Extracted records
------------------------
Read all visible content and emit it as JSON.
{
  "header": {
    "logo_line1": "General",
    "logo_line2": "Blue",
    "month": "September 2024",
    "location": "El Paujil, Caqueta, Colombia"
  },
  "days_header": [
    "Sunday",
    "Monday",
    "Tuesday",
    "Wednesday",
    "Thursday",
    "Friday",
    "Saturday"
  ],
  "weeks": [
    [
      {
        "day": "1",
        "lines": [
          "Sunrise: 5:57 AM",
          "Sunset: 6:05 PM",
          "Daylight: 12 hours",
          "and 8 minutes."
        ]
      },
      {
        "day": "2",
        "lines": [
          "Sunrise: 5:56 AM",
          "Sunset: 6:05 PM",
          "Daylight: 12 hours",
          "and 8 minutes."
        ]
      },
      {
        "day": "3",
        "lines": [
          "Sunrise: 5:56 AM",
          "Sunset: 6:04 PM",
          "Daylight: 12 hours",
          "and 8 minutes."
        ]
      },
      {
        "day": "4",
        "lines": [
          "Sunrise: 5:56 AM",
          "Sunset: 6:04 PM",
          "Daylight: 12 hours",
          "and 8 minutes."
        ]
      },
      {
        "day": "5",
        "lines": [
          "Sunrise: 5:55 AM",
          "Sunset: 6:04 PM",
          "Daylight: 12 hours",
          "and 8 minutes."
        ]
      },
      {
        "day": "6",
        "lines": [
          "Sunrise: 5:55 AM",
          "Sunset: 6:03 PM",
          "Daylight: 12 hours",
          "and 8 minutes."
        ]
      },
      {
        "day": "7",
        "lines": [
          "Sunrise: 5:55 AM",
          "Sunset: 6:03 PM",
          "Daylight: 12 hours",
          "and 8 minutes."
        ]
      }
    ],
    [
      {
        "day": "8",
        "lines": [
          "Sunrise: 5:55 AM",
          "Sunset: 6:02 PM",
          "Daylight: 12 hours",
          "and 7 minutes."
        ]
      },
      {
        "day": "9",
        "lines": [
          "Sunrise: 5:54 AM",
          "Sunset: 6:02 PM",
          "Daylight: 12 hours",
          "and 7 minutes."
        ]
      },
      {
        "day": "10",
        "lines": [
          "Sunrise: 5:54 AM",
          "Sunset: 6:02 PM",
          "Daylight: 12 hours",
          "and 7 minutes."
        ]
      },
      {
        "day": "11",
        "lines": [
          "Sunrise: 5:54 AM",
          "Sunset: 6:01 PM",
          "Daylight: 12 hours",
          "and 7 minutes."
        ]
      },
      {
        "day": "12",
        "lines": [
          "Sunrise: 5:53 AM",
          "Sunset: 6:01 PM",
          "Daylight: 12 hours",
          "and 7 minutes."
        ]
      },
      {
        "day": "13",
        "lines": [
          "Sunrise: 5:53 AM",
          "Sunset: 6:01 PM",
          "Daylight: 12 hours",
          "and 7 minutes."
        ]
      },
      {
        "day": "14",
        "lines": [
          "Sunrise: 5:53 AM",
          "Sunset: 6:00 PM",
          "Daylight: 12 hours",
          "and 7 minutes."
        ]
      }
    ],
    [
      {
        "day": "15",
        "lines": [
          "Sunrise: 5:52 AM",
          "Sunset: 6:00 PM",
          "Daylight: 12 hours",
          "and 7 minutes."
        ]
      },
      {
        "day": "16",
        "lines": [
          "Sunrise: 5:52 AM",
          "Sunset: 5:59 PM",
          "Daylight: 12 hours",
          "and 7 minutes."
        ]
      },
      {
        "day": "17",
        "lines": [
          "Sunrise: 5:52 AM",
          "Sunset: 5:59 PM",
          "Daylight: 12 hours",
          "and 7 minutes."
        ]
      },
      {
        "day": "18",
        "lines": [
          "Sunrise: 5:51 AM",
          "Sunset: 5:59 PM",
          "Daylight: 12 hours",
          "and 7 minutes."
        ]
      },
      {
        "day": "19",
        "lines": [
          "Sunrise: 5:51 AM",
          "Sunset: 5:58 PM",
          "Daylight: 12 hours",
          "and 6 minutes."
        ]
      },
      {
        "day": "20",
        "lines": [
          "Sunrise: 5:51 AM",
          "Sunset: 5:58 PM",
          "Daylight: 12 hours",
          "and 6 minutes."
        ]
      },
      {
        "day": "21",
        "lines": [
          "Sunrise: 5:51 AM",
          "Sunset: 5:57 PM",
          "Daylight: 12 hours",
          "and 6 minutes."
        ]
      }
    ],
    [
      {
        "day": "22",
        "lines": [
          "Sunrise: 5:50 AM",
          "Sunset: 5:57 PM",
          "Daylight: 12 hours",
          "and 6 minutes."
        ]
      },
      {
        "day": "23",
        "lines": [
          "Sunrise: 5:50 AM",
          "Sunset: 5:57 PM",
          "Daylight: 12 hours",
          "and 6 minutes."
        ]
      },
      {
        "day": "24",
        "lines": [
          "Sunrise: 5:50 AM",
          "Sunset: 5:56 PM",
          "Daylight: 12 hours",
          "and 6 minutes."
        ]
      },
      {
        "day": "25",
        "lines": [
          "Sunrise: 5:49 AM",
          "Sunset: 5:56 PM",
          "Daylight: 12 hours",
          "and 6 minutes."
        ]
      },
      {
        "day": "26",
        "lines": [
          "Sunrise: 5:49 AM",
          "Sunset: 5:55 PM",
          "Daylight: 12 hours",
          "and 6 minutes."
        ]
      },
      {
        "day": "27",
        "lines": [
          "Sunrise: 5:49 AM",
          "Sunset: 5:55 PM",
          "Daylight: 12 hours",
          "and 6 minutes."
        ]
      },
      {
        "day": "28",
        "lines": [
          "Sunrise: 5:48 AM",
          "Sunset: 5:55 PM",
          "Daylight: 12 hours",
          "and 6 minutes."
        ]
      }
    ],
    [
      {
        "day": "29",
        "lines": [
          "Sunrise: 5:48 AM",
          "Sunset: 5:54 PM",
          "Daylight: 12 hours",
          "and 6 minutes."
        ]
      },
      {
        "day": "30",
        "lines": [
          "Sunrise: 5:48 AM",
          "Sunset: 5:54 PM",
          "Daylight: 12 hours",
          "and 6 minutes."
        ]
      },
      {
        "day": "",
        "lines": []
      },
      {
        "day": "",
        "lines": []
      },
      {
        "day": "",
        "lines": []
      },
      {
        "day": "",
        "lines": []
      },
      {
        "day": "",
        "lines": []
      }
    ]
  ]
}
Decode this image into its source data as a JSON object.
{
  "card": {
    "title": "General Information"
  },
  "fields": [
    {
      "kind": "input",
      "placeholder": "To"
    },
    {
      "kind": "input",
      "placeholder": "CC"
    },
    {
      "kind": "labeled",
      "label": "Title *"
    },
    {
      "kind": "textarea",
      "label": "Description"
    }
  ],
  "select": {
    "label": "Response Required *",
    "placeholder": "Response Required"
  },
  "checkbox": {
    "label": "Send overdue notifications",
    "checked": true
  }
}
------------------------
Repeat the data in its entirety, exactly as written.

Read all visible content and emit it as JSON.
{
  "header": {
    "logo_line1": "General",
    "logo_line2": "Blue",
    "month": "September 2024",
    "location": "El Paujil, Caqueta, Colombia"
  },
  "days_header": [
    "Sunday",
    "Monday",
    "Tuesday",
    "Wednesday",
    "Thursday",
    "Friday",
    "Saturday"
  ],
  "weeks": [
    [
      {
        "day": "1",
        "lines": [
          "Sunrise: 5:57 AM",
          "Sunset: 6:05 PM",
          "Daylight: 12 hours",
          "and 8 minutes."
        ]
      },
      {
        "day": "2",
        "lines": [
          "Sunrise: 5:56 AM",
          "Sunset: 6:05 PM",
          "Daylight: 12 hours",
          "and 8 minutes."
        ]
      },
      {
        "day": "3",
        "lines": [
          "Sunrise: 5:56 AM",
          "Sunset: 6:04 PM",
          "Daylight: 12 hours",
          "and 8 minutes."
        ]
      },
      {
        "day": "4",
        "lines": [
          "Sunrise: 5:56 AM",
          "Sunset: 6:04 PM",
          "Daylight: 12 hours",
          "and 8 minutes."
        ]
      },
      {
        "day": "5",
        "lines": [
          "Sunrise: 5:55 AM",
          "Sunset: 6:04 PM",
          "Daylight: 12 hours",
          "and 8 minutes."
        ]
      },
      {
        "day": "6",
        "lines": [
          "Sunrise: 5:55 AM",
          "Sunset: 6:03 PM",
          "Daylight: 12 hours",
          "and 8 minutes."
        ]
      },
      {
        "day": "7",
        "lines": [
          "Sunrise: 5:55 AM",
          "Sunset: 6:03 PM",
          "Daylight: 12 hours",
          "and 8 minutes."
        ]
      }
    ],
    [
      {
        "day": "8",
        "lines": [
          "Sunrise: 5:55 AM",
          "Sunset: 6:02 PM",
          "Daylight: 12 hours",
          "and 7 minutes."
        ]
      },
      {
        "day": "9",
        "lines": [
          "Sunrise: 5:54 AM",
          "Sunset: 6:02 PM",
          "Daylight: 12 hours",
          "and 7 minutes."
        ]
      },
      {
        "day": "10",
        "lines": [
          "Sunrise: 5:54 AM",
          "Sunset: 6:02 PM",
          "Daylight: 12 hours",
          "and 7 minutes."
        ]
      },
      {
        "day": "11",
        "lines": [
          "Sunrise: 5:54 AM",
          "Sunset: 6:01 PM",
          "Daylight: 12 hours",
          "and 7 minutes."
        ]
      },
      {
        "day": "12",
        "lines": [
          "Sunrise: 5:53 AM",
          "Sunset: 6:01 PM",
          "Daylight: 12 hours",
          "and 7 minutes."
        ]
      },
      {
        "day": "13",
        "lines": [
          "Sunrise: 5:53 AM",
          "Sunset: 6:01 PM",
          "Daylight: 12 hours",
          "and 7 minutes."
        ]
      },
      {
        "day": "14",
        "lines": [
          "Sunrise: 5:53 AM",
          "Sunset: 6:00 PM",
          "Daylight: 12 hours",
          "and 7 minutes."
        ]
      }
    ],
    [
      {
        "day": "15",
        "lines": [
          "Sunrise: 5:52 AM",
          "Sunset: 6:00 PM",
          "Daylight: 12 hours",
          "and 7 minutes."
        ]
      },
      {
        "day": "16",
        "lines": [
          "Sunrise: 5:52 AM",
          "Sunset: 5:59 PM",
          "Daylight: 12 hours",
          "and 7 minutes."
        ]
      },
      {
        "day": "17",
        "lines": [
          "Sunrise: 5:52 AM",
          "Sunset: 5:59 PM",
          "Daylight: 12 hours",
          "and 7 minutes."
        ]
      },
      {
        "day": "18",
        "lines": [
          "Sunrise: 5:51 AM",
          "Sunset: 5:59 PM",
          "Daylight: 12 hours",
          "and 7 minutes."
        ]
      },
      {
        "day": "19",
        "lines": [
          "Sunrise: 5:51 AM",
          "Sunset: 5:58 PM",
          "Daylight: 12 hours",
          "and 6 minutes."
        ]
      },
      {
        "day": "20",
        "lines": [
          "Sunrise: 5:51 AM",
          "Sunset: 5:58 PM",
          "Daylight: 12 hours",
          "and 6 minutes."
        ]
      },
      {
        "day": "21",
        "lines": [
          "Sunrise: 5:51 AM",
          "Sunset: 5:57 PM",
          "Daylight: 12 hours",
          "and 6 minutes."
        ]
      }
    ],
    [
      {
        "day": "22",
        "lines": [
          "Sunrise: 5:50 AM",
          "Sunset: 5:57 PM",
          "Daylight: 12 hours",
          "and 6 minutes."
        ]
      },
      {
        "day": "23",
        "lines": [
          "Sunrise: 5:50 AM",
          "Sunset: 5:57 PM",
          "Daylight: 12 hours",
          "and 6 minutes."
        ]
      },
      {
        "day": "24",
        "lines": [
          "Sunrise: 5:50 AM",
          "Sunset: 5:56 PM",
          "Daylight: 12 hours",
          "and 6 minutes."
        ]
      },
      {
        "day": "25",
        "lines": [
          "Sunrise: 5:49 AM",
          "Sunset: 5:56 PM",
          "Daylight: 12 hours",
          "and 6 minutes."
        ]
      },
      {
        "day": "26",
        "lines": [
          "Sunrise: 5:49 AM",
          "Sunset: 5:55 PM",
          "Daylight: 12 hours",
          "and 6 minutes."
        ]
      },
      {
        "day": "27",
        "lines": [
          "Sunrise: 5:49 AM",
          "Sunset: 5:55 PM",
          "Daylight: 12 hours",
          "and 6 minutes."
        ]
      },
      {
        "day": "28",
        "lines": [
          "Sunrise: 5:48 AM",
          "Sunset: 5:55 PM",
          "Daylight: 12 hours",
          "and 6 minutes."
        ]
      }
    ],
    [
      {
        "day": "29",
        "lines": [
          "Sunrise: 5:48 AM",
          "Sunset: 5:54 PM",
          "Daylight: 12 hours",
          "and 6 minutes."
        ]
      },
      {
        "day": "30",
        "lines": [
          "Sunrise: 5:48 AM",
          "Sunset: 5:54 PM",
          "Daylight: 12 hours",
          "and 6 minutes."
        ]
      },
      {
        "day": "",
        "lines": []
      },
      {
        "day": "",
        "lines": []
      },
      {
        "day": "",
        "lines": []
      },
      {
        "day": "",
        "lines": []
      },
      {
        "day": "",
        "lines": []
      }
    ]
  ]
}
Decode this image into its source data as a JSON object.
{
  "card": {
    "title": "General Information"
  },
  "fields": [
    {
      "kind": "input",
      "placeholder": "To"
    },
    {
      "kind": "input",
      "placeholder": "CC"
    },
    {
      "kind": "labeled",
      "label": "Title *"
    },
    {
      "kind": "textarea",
      "label": "Description"
    }
  ],
  "select": {
    "label": "Response Required *",
    "placeholder": "Response Required"
  },
  "checkbox": {
    "label": "Send overdue notifications",
    "checked": true
  }
}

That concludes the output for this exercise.